WHAT TO WORK ON> Where does the word "this" show up in the data? Please find each such line and copy it.

>>>

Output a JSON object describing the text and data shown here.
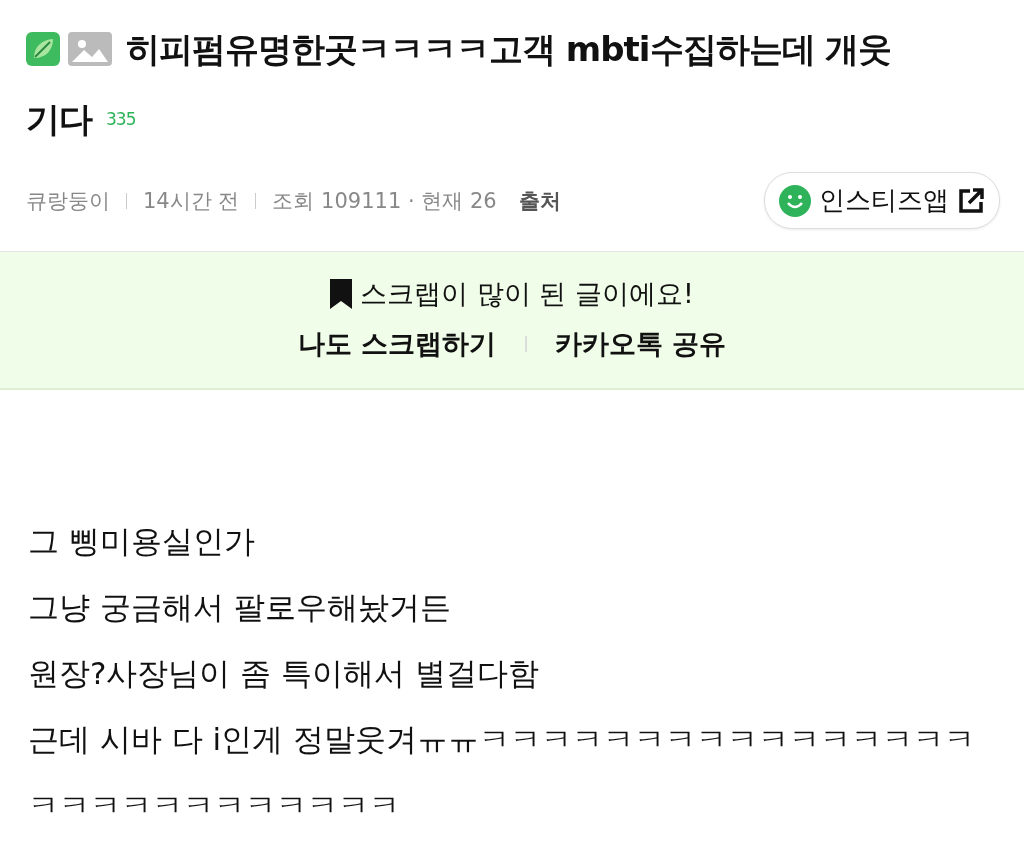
{
  "post": {
    "title_lines": [
      "히피펌유명한곳ㅋㅋㅋㅋ고객 mbti수집하는데 개웃",
      "기다"
    ],
    "comment_count": "335",
    "meta": {
      "author": "큐랑둥이",
      "time": "14시간 전",
      "views": "조회 109111 · 현재 26",
      "source": "출처"
    },
    "app_button": "인스티즈앱"
  },
  "scrap_banner": {
    "message": "스크랩이 많이 된 글이에요!",
    "actions": [
      "나도 스크랩하기",
      "카카오톡 공유"
    ]
  },
  "body": {
    "lines": [
      "그 삥미용실인가",
      "그냥 궁금해서 팔로우해놨거든",
      "원장?사장님이 좀 특이해서 별걸다함",
      "근데 시바 다 i인게 정말웃겨ㅠㅠㅋㅋㅋㅋㅋㅋㅋㅋㅋㅋㅋㅋㅋㅋㅋㅋㅋㅋㅋㅋㅋㅋㅋㅋㅋㅋㅋㅋ"
    ]
  }
}
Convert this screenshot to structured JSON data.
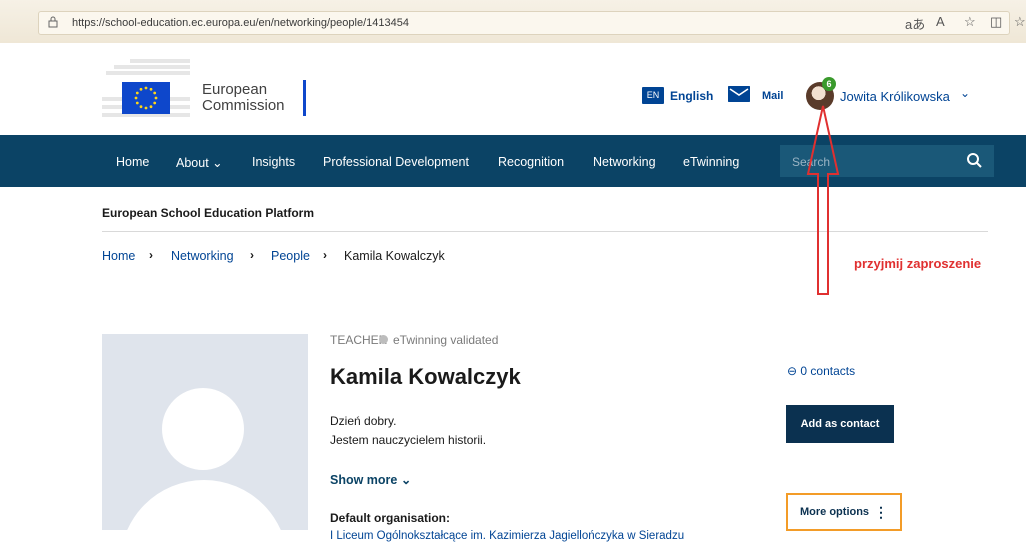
{
  "browser": {
    "url": "https://school-education.ec.europa.eu/en/networking/people/1413454",
    "icons": [
      "read-aloud-icon",
      "translate-icon",
      "favorite-star-icon",
      "split-screen-icon",
      "favorites-icon"
    ]
  },
  "header": {
    "logo_line1": "European",
    "logo_line2": "Commission",
    "lang_code": "EN",
    "lang_label": "English",
    "mail_label": "Mail",
    "notification_count": "6",
    "user_name": "Jowita Królikowska"
  },
  "nav": {
    "items": [
      {
        "label": "Home"
      },
      {
        "label": "About"
      },
      {
        "label": "Insights"
      },
      {
        "label": "Professional Development"
      },
      {
        "label": "Recognition"
      },
      {
        "label": "Networking"
      },
      {
        "label": "eTwinning"
      }
    ],
    "search_placeholder": "Search"
  },
  "platform_title": "European School Education Platform",
  "breadcrumb": [
    {
      "label": "Home"
    },
    {
      "label": "Networking"
    },
    {
      "label": "People"
    },
    {
      "label": "Kamila Kowalczyk"
    }
  ],
  "annotation": {
    "text": "przyjmij zaproszenie",
    "color": "#e03030"
  },
  "profile": {
    "role": "TEACHER",
    "validated": "eTwinning validated",
    "name": "Kamila Kowalczyk",
    "bio_lines": [
      "Dzień dobry.",
      "Jestem nauczycielem historii."
    ],
    "show_more": "Show more",
    "org_label": "Default organisation:",
    "org_value": "I Liceum Ogólnokształcące im. Kazimierza Jagiellończyka w Sieradzu",
    "contacts": "0 contacts",
    "add_contact": "Add as contact",
    "more_options": "More options"
  },
  "colors": {
    "nav_bg": "#0b4365",
    "brand_blue": "#004494",
    "button_dark": "#0b3150",
    "focus_orange": "#f39c28"
  }
}
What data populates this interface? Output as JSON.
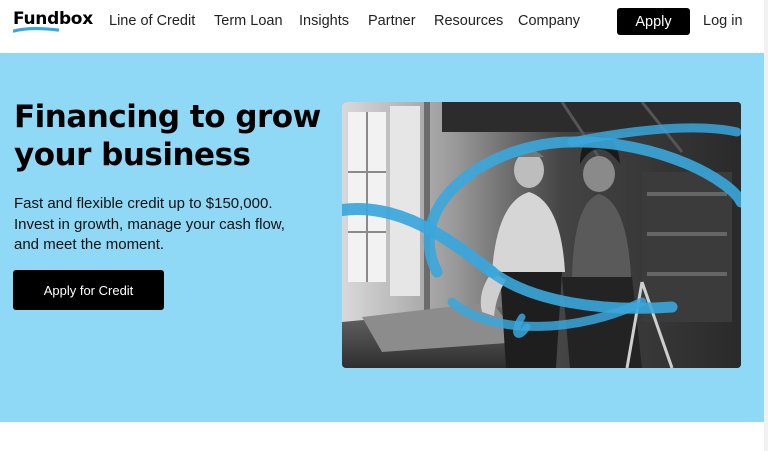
{
  "brand": {
    "name": "Fundbox",
    "accent": "#3aa7dc"
  },
  "nav": {
    "items": [
      {
        "label": "Line of Credit"
      },
      {
        "label": "Term Loan"
      },
      {
        "label": "Insights"
      },
      {
        "label": "Partner"
      },
      {
        "label": "Resources"
      },
      {
        "label": "Company"
      }
    ],
    "apply_label": "Apply",
    "login_label": "Log in"
  },
  "hero": {
    "title": "Financing to grow your business",
    "subtitle": "Fast and flexible credit up to $150,000. Invest in growth, manage your cash flow, and meet the moment.",
    "cta_label": "Apply for Credit",
    "background": "#8fd9f6",
    "photo": "two business owners in a workshop with blue brush stroke overlay"
  }
}
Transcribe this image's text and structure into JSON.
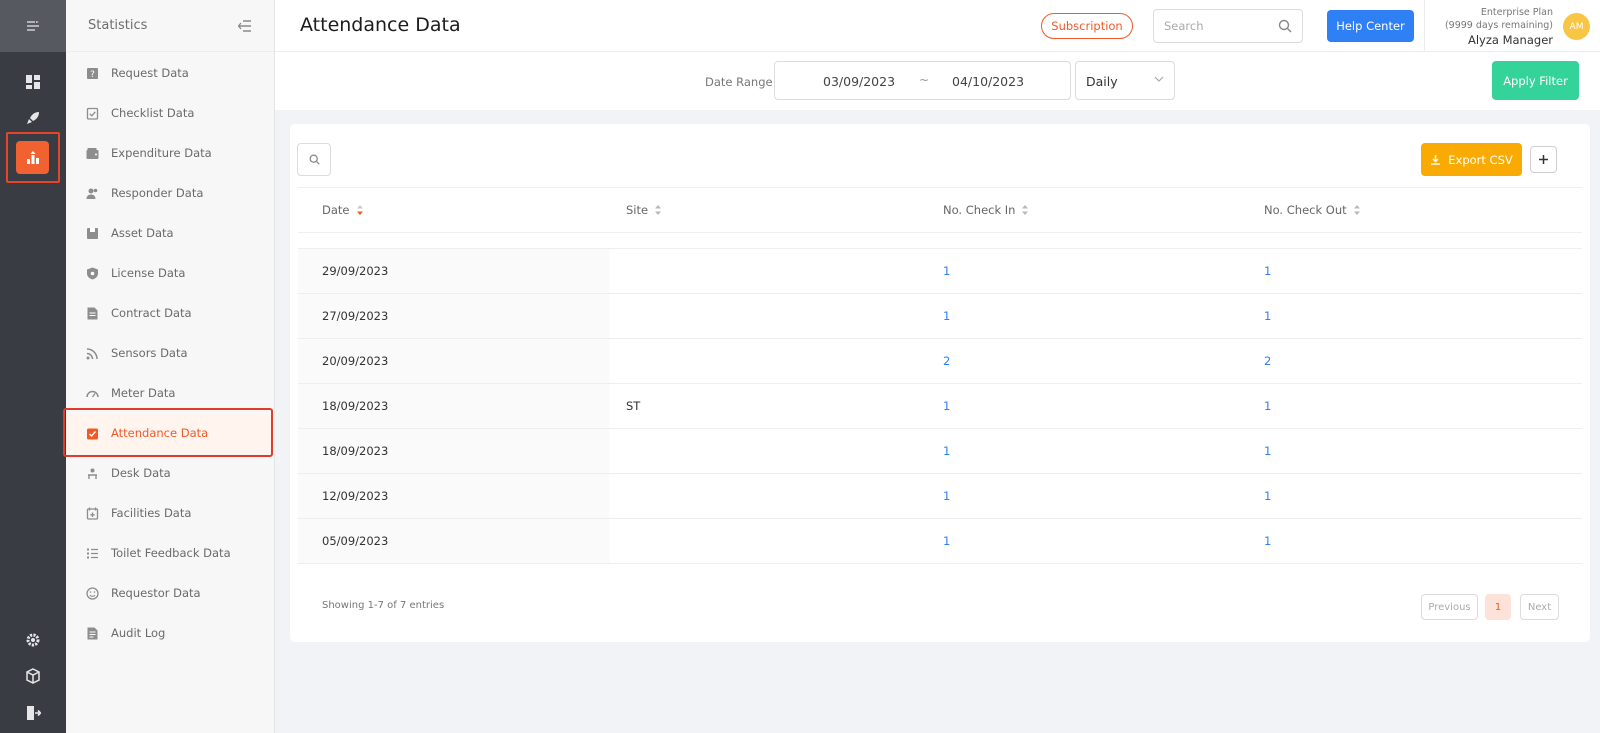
{
  "rail": {
    "icons": [
      "menu-icon",
      "dashboard-icon",
      "rocket-icon",
      "statistics-icon",
      "settings-icon",
      "box-icon",
      "logout-icon"
    ]
  },
  "sidebar": {
    "title": "Statistics",
    "items": [
      {
        "label": "Request Data",
        "icon": "request-icon"
      },
      {
        "label": "Checklist Data",
        "icon": "checklist-icon"
      },
      {
        "label": "Expenditure Data",
        "icon": "wallet-icon"
      },
      {
        "label": "Responder Data",
        "icon": "users-icon"
      },
      {
        "label": "Asset Data",
        "icon": "asset-icon"
      },
      {
        "label": "License Data",
        "icon": "shield-icon"
      },
      {
        "label": "Contract Data",
        "icon": "contract-icon"
      },
      {
        "label": "Sensors Data",
        "icon": "sensor-icon"
      },
      {
        "label": "Meter Data",
        "icon": "meter-icon"
      },
      {
        "label": "Attendance Data",
        "icon": "attendance-icon",
        "active": true
      },
      {
        "label": "Desk Data",
        "icon": "desk-icon"
      },
      {
        "label": "Facilities Data",
        "icon": "facilities-icon"
      },
      {
        "label": "Toilet Feedback Data",
        "icon": "list-icon"
      },
      {
        "label": "Requestor Data",
        "icon": "smile-icon"
      },
      {
        "label": "Audit Log",
        "icon": "audit-icon"
      }
    ]
  },
  "header": {
    "title": "Attendance Data",
    "subscription_label": "Subscription",
    "search_placeholder": "Search",
    "help_label": "Help Center",
    "plan_name": "Enterprise Plan",
    "plan_remaining": "(9999 days remaining)",
    "user_name": "Alyza Manager",
    "avatar_initials": "AM"
  },
  "filter": {
    "date_range_label": "Date Range",
    "start_date": "03/09/2023",
    "separator": "~",
    "end_date": "04/10/2023",
    "period": "Daily",
    "apply_label": "Apply Filter"
  },
  "table": {
    "export_label": "Export CSV",
    "columns": [
      "Date",
      "Site",
      "No. Check In",
      "No. Check Out"
    ],
    "rows": [
      {
        "date": "29/09/2023",
        "site": "",
        "check_in": "1",
        "check_out": "1"
      },
      {
        "date": "27/09/2023",
        "site": "",
        "check_in": "1",
        "check_out": "1"
      },
      {
        "date": "20/09/2023",
        "site": "",
        "check_in": "2",
        "check_out": "2"
      },
      {
        "date": "18/09/2023",
        "site": "ST",
        "check_in": "1",
        "check_out": "1"
      },
      {
        "date": "18/09/2023",
        "site": "",
        "check_in": "1",
        "check_out": "1"
      },
      {
        "date": "12/09/2023",
        "site": "",
        "check_in": "1",
        "check_out": "1"
      },
      {
        "date": "05/09/2023",
        "site": "",
        "check_in": "1",
        "check_out": "1"
      }
    ],
    "info": "Showing 1-7 of 7 entries",
    "pagination": {
      "previous": "Previous",
      "current": "1",
      "next": "Next"
    }
  },
  "colors": {
    "accent_orange": "#f05a28",
    "primary_blue": "#2f7ff5",
    "apply_green": "#34d399",
    "export_yellow": "#f9ab04"
  }
}
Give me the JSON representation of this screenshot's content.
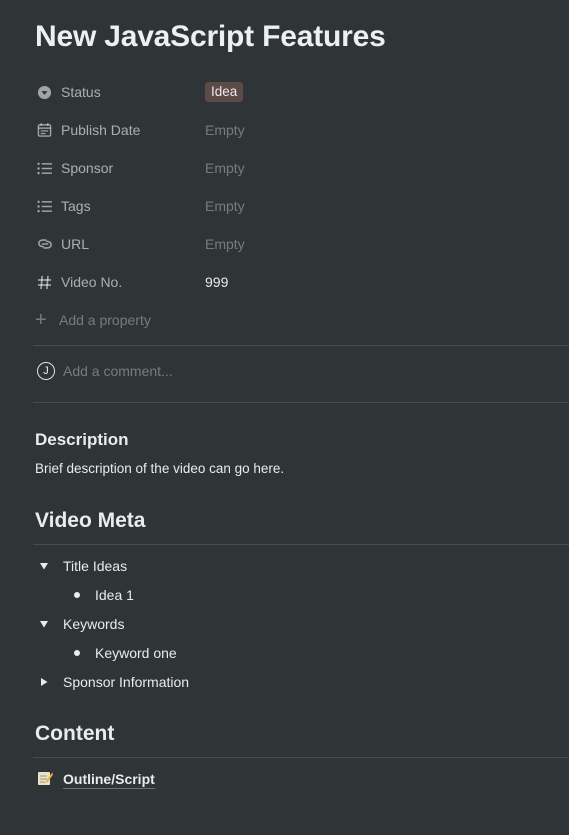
{
  "page": {
    "title": "New JavaScript Features"
  },
  "properties": [
    {
      "label": "Status",
      "value": "Idea",
      "icon": "status-icon",
      "type": "select"
    },
    {
      "label": "Publish Date",
      "value": "Empty",
      "icon": "calendar-icon",
      "type": "date"
    },
    {
      "label": "Sponsor",
      "value": "Empty",
      "icon": "list-icon",
      "type": "multi"
    },
    {
      "label": "Tags",
      "value": "Empty",
      "icon": "list-icon",
      "type": "multi"
    },
    {
      "label": "URL",
      "value": "Empty",
      "icon": "link-icon",
      "type": "url"
    },
    {
      "label": "Video No.",
      "value": "999",
      "icon": "hash-icon",
      "type": "number"
    }
  ],
  "add_property": {
    "label": "Add a property",
    "icon": "plus-icon"
  },
  "comment": {
    "avatar_initial": "J",
    "placeholder": "Add a comment..."
  },
  "description": {
    "heading": "Description",
    "text": "Brief description of the video can go here."
  },
  "video_meta": {
    "heading": "Video Meta",
    "toggles": [
      {
        "label": "Title Ideas",
        "expanded": true,
        "items": [
          "Idea 1"
        ]
      },
      {
        "label": "Keywords",
        "expanded": true,
        "items": [
          "Keyword one"
        ]
      },
      {
        "label": "Sponsor Information",
        "expanded": false,
        "items": []
      }
    ]
  },
  "content": {
    "heading": "Content",
    "link_label": "Outline/Script",
    "link_icon": "memo-icon"
  },
  "colors": {
    "background": "#2f3437",
    "status_tag_bg": "#5c4b46"
  }
}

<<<

OUTPUT BELOW>
Convert this screenshot to structured JSON data.
What data populates this interface? Output as JSON.
Transcribe this image's text and structure into JSON.
Give me the JSON representation of this screenshot's content.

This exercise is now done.